Starting Monday, restaurants must let delivery people use restrooms on request. Another reform gives workers the right to see how their tips are allocated.
People in two tiny West Africa towns are stunned by the deaths of sisters, nephews and mothers in a tight-knit immigrant community.
In the absence of comprehensive governmental safety nets, New York women banded together, adapted their skill sets, organized aid and fought for policy changes. What’s next for them?
Driven by images of immigration agents on horseback chasing asylum seekers, Brooklyn Councilmember Farah Louis and Council hopeful Rita Joseph gave comfort — and supplies — to migrants. Louis called the trip a “mission that God gave me.”
Hochul comes to Queens Monday to announce $27 million in cash assistance for flooding victims excluded from FEMA help — including many still rebuilding their homes just blocks from where the governor will speak.
The fall of Kabul has Afghans in New York mobilizing to help their families back home — along with any compatriots who may soon find themselves in the city. Some of the first refugees arrived at Kennedy Airport this week.
The governor-to-be says she’s “evolved” since fighting driver’s licenses for undocumented New Yorkers.

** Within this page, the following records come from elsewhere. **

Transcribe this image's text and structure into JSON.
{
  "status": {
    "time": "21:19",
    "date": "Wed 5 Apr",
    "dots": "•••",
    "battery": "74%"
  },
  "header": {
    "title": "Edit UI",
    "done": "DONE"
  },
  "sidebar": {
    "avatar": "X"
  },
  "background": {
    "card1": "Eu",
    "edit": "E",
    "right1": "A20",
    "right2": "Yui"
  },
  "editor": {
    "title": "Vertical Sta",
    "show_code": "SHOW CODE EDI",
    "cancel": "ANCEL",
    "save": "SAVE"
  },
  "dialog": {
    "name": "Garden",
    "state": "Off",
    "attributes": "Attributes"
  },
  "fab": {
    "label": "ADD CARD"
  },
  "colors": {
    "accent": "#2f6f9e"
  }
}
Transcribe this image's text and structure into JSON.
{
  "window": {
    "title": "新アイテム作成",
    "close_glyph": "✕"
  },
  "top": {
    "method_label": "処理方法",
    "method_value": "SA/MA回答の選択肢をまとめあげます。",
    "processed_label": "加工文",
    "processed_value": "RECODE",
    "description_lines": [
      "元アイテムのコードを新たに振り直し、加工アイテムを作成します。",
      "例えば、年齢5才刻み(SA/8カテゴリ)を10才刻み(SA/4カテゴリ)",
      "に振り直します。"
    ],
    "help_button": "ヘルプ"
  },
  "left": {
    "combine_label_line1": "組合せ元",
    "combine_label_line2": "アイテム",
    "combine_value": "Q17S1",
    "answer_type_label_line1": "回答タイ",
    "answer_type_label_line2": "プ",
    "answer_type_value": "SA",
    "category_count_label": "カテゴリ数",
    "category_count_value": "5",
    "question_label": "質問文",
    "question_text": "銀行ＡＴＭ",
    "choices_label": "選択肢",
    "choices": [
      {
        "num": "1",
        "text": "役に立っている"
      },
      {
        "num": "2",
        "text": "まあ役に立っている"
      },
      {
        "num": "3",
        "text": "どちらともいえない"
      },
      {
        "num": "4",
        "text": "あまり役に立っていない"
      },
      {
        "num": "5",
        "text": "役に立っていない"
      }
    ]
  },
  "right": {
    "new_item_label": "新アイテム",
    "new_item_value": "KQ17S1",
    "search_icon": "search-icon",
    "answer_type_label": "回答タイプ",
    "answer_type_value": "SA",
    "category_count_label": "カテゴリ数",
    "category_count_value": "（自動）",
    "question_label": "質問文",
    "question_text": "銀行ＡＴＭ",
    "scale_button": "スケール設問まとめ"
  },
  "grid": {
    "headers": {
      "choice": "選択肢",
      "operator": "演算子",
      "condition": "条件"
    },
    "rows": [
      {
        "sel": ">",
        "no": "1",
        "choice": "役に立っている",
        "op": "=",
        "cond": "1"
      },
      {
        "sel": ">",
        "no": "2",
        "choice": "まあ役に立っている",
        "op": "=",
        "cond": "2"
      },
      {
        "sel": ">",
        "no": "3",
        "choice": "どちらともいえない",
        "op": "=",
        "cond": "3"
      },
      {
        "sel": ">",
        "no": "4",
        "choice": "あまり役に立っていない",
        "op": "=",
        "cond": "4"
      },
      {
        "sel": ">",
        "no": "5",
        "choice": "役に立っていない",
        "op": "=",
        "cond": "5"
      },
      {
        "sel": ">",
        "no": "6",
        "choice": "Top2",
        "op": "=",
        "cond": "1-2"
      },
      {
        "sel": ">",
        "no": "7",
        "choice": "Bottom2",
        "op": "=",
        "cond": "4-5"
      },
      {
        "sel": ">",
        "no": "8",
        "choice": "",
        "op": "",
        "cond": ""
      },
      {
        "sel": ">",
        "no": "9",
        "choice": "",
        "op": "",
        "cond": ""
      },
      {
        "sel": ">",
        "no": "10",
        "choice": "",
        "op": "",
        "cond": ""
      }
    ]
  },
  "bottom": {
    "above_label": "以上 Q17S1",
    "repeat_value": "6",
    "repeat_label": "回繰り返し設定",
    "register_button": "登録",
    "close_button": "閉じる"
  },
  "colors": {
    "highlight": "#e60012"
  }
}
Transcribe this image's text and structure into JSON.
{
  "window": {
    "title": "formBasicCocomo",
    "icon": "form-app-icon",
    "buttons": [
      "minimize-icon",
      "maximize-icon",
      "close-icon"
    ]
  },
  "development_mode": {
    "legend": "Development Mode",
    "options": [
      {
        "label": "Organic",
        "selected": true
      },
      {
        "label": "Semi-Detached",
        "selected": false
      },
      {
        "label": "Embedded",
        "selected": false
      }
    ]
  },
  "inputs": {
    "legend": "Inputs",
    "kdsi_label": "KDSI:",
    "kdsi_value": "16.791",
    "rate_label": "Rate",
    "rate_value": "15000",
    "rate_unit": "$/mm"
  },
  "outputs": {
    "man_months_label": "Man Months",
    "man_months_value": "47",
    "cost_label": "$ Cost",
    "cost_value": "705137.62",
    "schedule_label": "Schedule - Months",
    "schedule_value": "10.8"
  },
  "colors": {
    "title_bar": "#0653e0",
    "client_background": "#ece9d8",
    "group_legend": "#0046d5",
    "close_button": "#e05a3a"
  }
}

Advocates for immigrants say they’ll be watching how she wields her power to judge how much she’s changed.
A national alliance of Temporary Protected Status holders sees New York and its politicians as a pressure-point in the fight for citizenship for immigrants temporarily allowed to live and work here due to turmoil in their home countries.